* **Problem**: Where does the string "visible" occur in the records below? Copy every line that holds it.
Source data section start
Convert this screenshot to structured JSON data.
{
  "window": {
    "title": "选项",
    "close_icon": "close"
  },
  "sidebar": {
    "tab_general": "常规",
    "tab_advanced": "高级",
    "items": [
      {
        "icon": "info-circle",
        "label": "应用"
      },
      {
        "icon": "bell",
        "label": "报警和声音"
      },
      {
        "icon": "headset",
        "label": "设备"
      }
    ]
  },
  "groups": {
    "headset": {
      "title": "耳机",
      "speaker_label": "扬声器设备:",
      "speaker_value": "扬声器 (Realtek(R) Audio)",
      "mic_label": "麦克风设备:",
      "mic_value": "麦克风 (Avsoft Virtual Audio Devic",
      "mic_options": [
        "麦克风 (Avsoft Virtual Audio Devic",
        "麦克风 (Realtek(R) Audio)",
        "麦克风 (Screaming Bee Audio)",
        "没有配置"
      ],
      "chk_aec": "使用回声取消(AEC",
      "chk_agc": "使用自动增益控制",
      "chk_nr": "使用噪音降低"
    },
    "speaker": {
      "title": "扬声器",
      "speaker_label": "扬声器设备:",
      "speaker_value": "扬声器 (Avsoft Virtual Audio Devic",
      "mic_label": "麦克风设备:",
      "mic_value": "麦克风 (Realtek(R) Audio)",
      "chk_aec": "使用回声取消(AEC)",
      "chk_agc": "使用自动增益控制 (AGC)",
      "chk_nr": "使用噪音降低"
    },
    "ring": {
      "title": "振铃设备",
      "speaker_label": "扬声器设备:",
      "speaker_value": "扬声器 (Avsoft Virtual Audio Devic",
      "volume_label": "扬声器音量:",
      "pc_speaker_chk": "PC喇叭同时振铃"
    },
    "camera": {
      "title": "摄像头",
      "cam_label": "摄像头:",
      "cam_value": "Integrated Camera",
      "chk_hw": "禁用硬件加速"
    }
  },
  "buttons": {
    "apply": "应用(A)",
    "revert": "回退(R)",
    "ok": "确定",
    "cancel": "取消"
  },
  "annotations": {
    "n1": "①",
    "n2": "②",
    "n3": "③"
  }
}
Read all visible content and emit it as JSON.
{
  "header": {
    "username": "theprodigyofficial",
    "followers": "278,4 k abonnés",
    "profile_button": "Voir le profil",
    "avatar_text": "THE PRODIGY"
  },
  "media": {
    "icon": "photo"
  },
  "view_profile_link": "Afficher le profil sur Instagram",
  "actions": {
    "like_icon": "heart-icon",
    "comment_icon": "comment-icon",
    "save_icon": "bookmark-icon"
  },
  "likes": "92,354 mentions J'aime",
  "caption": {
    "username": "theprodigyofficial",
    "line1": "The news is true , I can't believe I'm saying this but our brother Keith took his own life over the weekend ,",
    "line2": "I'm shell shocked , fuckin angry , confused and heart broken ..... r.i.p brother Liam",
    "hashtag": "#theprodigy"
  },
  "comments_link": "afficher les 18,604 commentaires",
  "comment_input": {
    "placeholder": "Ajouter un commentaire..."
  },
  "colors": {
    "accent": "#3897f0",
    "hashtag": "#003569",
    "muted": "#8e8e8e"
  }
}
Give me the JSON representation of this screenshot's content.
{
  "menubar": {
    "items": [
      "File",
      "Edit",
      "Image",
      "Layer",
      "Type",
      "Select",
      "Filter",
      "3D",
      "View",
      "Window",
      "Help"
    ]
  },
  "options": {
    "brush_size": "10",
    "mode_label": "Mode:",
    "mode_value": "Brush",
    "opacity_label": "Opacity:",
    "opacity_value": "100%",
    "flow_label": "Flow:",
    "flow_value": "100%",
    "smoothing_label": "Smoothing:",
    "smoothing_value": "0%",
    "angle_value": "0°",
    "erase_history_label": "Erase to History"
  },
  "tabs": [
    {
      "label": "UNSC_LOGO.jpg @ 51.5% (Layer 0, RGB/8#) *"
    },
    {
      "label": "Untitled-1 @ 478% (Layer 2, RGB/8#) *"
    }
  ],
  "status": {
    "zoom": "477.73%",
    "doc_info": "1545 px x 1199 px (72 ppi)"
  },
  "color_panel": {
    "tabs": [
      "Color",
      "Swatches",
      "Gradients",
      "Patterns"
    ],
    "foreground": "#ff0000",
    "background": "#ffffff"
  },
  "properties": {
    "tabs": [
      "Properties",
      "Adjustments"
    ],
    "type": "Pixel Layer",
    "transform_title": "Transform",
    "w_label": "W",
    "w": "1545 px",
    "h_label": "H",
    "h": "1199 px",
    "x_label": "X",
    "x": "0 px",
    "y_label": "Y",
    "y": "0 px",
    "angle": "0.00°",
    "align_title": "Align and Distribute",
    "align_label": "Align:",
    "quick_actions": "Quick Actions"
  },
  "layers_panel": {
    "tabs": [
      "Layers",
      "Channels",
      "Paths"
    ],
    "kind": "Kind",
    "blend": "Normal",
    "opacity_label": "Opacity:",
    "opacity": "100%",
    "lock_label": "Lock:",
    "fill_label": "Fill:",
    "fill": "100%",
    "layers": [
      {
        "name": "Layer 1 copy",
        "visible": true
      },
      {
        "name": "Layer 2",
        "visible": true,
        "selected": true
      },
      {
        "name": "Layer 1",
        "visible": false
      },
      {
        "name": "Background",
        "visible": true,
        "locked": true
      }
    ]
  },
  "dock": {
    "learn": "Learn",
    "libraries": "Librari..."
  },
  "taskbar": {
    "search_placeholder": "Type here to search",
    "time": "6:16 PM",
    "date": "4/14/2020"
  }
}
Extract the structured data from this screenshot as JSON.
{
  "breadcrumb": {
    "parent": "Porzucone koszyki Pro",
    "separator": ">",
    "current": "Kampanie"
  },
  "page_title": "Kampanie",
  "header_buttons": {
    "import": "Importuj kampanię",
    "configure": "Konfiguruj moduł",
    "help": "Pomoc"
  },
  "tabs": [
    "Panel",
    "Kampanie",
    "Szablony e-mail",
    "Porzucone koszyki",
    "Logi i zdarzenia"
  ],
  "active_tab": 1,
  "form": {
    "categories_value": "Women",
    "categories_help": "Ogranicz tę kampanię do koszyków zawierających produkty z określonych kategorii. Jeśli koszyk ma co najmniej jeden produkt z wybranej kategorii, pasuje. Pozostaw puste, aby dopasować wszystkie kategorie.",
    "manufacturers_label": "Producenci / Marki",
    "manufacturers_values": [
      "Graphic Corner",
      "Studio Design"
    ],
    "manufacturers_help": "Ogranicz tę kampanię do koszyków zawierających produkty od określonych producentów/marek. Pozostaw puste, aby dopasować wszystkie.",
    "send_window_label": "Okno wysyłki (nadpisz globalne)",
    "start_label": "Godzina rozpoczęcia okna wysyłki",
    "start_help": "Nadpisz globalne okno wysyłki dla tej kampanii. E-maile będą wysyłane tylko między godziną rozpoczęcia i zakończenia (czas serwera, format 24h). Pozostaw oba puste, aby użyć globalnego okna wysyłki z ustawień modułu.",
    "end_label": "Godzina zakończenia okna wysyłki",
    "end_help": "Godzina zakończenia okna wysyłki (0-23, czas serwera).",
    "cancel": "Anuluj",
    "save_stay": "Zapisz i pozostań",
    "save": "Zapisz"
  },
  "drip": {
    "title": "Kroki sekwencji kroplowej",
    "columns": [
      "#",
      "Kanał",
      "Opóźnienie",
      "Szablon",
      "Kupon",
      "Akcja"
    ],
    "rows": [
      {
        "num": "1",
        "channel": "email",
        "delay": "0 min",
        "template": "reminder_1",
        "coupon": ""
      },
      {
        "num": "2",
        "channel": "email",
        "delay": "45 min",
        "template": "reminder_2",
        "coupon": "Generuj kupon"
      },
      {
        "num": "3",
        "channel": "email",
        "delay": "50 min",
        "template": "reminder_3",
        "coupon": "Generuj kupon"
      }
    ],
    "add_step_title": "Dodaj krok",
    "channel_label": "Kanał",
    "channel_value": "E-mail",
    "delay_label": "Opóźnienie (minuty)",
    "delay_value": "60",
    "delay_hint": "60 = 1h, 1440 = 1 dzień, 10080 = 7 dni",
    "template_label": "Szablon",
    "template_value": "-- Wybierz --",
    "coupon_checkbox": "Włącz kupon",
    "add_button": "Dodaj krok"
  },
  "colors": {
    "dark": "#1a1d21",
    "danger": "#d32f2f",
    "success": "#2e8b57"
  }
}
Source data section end
* **The answer**:
Read all visible content and emit it as JSON.
        "visible": true
        "visible": true,
        "visible": false
        "visible": true,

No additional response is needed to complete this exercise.